> [RECORDS SUPPLIED]:
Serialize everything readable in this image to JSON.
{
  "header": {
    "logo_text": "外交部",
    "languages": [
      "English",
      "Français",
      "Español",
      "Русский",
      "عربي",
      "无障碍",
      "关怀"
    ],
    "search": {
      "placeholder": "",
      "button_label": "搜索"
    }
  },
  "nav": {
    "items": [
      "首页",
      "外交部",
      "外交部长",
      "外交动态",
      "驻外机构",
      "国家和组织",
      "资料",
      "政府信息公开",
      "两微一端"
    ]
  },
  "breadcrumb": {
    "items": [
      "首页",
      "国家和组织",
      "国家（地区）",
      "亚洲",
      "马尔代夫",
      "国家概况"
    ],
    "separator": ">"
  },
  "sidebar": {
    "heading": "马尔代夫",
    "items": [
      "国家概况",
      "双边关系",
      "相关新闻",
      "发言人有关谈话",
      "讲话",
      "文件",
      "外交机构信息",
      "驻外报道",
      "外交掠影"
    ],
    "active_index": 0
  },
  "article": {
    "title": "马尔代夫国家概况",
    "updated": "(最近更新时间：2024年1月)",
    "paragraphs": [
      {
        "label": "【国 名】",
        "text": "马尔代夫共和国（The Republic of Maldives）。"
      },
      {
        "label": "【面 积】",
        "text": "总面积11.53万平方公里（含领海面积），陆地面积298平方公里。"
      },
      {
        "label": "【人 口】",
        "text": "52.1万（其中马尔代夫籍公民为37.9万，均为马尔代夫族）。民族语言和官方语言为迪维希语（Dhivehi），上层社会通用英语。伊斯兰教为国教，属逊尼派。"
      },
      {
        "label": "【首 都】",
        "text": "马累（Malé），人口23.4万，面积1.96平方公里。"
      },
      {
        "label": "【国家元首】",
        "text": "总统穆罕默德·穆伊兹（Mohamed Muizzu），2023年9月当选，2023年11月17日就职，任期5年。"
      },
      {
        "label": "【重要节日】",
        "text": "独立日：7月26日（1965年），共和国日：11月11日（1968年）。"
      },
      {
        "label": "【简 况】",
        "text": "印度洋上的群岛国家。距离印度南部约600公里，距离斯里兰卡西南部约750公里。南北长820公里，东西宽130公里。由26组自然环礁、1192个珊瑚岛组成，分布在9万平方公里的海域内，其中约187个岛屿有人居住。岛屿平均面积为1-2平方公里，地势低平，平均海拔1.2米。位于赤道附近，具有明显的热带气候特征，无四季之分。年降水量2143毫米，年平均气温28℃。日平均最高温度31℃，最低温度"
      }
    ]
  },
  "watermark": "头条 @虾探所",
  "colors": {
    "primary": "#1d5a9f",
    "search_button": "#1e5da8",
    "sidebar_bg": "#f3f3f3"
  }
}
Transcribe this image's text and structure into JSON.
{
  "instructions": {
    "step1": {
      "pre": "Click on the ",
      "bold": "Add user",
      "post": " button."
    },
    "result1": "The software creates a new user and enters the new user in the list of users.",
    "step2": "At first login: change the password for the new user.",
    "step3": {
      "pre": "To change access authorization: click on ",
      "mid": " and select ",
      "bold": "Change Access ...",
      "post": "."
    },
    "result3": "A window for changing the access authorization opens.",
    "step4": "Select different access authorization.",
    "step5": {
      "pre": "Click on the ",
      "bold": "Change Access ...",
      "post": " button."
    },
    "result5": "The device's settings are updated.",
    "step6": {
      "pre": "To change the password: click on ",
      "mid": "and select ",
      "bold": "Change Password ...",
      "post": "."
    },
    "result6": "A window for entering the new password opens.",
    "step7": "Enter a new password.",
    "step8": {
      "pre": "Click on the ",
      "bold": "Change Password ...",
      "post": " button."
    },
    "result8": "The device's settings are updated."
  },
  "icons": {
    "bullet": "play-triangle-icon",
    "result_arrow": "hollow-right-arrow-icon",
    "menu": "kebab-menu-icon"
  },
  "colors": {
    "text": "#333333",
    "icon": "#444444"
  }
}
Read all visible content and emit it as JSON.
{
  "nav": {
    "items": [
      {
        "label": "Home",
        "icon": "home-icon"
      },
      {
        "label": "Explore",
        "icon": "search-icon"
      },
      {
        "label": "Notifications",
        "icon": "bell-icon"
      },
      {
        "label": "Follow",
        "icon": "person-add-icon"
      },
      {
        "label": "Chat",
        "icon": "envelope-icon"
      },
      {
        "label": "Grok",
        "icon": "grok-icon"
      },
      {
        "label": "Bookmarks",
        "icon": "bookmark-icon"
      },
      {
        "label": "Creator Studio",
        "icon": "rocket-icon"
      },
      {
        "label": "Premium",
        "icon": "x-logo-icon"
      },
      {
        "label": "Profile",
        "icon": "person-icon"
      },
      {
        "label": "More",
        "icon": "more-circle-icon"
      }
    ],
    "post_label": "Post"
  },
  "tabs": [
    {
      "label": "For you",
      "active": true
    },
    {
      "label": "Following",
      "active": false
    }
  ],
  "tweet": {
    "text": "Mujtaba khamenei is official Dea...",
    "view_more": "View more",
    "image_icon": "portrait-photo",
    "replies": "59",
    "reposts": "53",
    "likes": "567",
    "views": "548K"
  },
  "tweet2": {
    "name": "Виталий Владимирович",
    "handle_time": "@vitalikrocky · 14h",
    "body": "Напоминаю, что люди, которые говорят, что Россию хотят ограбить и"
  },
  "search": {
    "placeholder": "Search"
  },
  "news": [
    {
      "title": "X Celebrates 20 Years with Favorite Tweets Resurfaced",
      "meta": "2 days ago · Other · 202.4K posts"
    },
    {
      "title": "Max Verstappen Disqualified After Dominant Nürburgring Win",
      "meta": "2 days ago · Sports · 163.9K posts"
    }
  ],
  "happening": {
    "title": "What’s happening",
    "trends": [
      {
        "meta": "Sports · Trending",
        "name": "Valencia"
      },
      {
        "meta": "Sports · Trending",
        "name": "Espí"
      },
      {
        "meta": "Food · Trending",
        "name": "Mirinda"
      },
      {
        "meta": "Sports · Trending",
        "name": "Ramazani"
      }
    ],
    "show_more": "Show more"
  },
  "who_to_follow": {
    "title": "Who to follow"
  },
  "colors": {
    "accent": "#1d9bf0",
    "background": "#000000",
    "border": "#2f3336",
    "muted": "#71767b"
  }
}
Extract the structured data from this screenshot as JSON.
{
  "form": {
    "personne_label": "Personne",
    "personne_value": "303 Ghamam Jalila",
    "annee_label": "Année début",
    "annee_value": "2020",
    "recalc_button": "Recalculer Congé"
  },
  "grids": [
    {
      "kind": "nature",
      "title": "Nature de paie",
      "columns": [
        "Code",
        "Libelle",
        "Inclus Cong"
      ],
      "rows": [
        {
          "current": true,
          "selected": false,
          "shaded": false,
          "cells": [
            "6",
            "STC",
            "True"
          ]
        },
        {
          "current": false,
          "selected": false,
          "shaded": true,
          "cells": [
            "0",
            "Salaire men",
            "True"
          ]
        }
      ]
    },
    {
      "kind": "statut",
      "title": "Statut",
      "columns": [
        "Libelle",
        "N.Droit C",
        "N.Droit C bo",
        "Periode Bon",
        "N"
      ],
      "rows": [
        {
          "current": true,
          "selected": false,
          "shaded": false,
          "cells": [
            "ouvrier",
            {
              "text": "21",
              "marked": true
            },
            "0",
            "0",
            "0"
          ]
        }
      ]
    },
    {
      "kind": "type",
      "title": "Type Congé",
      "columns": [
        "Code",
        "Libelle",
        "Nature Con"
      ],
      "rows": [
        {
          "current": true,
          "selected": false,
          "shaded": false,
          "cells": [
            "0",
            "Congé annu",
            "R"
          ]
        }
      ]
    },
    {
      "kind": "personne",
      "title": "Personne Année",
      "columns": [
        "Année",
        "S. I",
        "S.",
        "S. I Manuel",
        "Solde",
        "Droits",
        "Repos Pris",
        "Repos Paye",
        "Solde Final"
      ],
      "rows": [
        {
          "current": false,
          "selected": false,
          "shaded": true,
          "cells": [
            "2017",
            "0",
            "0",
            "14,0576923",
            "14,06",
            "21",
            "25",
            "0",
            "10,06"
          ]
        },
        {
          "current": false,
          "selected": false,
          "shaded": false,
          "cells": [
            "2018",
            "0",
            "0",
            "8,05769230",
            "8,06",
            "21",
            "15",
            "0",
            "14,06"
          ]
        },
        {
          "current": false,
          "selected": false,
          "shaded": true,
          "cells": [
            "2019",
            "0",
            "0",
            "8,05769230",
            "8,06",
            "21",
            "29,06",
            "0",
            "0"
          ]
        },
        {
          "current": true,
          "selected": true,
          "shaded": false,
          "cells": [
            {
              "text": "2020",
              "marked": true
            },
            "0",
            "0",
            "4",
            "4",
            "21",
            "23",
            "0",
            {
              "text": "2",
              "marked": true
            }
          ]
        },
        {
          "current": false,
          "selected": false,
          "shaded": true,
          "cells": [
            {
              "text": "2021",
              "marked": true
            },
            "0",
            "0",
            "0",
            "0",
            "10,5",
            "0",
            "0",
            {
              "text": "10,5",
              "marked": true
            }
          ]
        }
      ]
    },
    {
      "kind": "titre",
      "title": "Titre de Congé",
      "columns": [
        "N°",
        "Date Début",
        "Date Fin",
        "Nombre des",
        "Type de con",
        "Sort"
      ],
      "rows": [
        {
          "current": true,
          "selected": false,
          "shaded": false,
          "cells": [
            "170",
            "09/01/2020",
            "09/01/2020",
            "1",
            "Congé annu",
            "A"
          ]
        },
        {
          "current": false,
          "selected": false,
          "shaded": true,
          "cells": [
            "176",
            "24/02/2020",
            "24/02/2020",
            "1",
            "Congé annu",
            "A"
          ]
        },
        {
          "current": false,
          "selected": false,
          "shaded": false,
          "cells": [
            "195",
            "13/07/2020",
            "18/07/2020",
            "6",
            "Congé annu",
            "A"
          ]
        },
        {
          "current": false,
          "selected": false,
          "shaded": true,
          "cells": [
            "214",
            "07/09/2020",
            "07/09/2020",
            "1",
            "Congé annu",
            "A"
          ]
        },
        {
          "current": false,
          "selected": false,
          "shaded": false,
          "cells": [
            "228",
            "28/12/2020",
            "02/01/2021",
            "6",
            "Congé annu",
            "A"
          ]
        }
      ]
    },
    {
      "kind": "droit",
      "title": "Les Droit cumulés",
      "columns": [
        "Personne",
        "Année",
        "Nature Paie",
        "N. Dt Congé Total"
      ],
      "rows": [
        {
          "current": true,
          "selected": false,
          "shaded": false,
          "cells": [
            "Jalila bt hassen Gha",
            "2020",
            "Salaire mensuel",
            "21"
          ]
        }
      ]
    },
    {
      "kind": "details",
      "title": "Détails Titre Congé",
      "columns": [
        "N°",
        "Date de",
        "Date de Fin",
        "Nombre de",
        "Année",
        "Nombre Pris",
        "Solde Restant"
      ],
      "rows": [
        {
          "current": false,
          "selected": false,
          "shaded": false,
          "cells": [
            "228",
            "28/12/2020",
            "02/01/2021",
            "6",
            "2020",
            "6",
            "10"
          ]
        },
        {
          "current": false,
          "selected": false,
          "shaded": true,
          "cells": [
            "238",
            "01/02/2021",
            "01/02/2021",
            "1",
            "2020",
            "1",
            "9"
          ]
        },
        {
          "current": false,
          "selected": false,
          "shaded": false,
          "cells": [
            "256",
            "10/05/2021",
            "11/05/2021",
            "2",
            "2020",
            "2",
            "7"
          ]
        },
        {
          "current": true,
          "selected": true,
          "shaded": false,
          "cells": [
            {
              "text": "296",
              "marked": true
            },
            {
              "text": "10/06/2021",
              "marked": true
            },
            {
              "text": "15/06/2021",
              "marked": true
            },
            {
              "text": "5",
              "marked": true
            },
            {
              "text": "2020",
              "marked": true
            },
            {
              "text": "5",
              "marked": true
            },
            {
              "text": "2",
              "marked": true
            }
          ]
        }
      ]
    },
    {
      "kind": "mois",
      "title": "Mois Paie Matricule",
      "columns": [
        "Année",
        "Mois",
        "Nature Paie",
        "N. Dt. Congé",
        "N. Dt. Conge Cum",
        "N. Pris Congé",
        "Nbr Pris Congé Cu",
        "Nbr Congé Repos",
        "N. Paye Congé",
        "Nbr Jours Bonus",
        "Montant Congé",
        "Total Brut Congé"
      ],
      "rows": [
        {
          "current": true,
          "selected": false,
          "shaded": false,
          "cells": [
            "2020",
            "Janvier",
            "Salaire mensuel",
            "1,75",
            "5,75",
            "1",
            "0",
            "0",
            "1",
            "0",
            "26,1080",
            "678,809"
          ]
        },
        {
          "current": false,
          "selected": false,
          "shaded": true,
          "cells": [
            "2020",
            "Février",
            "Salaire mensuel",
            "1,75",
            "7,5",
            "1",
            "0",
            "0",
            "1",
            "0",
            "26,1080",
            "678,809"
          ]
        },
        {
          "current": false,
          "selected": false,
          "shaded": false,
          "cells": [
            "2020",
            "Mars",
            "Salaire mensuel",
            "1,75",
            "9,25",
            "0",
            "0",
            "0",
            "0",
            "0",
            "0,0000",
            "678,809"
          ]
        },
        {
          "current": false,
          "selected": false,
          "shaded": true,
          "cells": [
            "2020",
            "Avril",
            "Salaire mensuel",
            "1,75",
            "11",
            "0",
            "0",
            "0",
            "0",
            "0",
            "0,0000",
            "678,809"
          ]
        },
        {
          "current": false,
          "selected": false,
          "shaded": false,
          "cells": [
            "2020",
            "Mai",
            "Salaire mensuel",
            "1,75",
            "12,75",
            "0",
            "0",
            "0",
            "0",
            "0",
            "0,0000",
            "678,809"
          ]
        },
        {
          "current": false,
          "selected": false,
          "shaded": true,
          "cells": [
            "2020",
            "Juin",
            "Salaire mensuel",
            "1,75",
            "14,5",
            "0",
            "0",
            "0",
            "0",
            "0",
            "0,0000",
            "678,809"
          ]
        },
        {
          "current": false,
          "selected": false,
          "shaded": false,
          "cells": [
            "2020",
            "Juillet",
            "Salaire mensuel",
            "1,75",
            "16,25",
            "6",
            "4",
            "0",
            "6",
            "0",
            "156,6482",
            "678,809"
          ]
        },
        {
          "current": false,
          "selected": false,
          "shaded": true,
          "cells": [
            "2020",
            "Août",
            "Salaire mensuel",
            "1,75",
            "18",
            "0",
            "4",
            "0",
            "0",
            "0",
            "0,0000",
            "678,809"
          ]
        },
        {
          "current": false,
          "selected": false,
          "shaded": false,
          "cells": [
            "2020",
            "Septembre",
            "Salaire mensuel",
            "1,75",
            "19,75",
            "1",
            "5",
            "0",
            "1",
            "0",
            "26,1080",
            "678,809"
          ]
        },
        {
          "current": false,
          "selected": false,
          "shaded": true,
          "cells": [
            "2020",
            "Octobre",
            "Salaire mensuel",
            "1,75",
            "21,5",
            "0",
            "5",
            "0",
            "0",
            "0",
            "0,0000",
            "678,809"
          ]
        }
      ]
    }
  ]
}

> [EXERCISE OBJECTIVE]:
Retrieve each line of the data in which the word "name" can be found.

> [TASK RESPONSE]:
    "name": "Виталий Владимирович",
        "name": "Valencia"
        "name": "Espí"
        "name": "Mirinda"
        "name": "Ramazani"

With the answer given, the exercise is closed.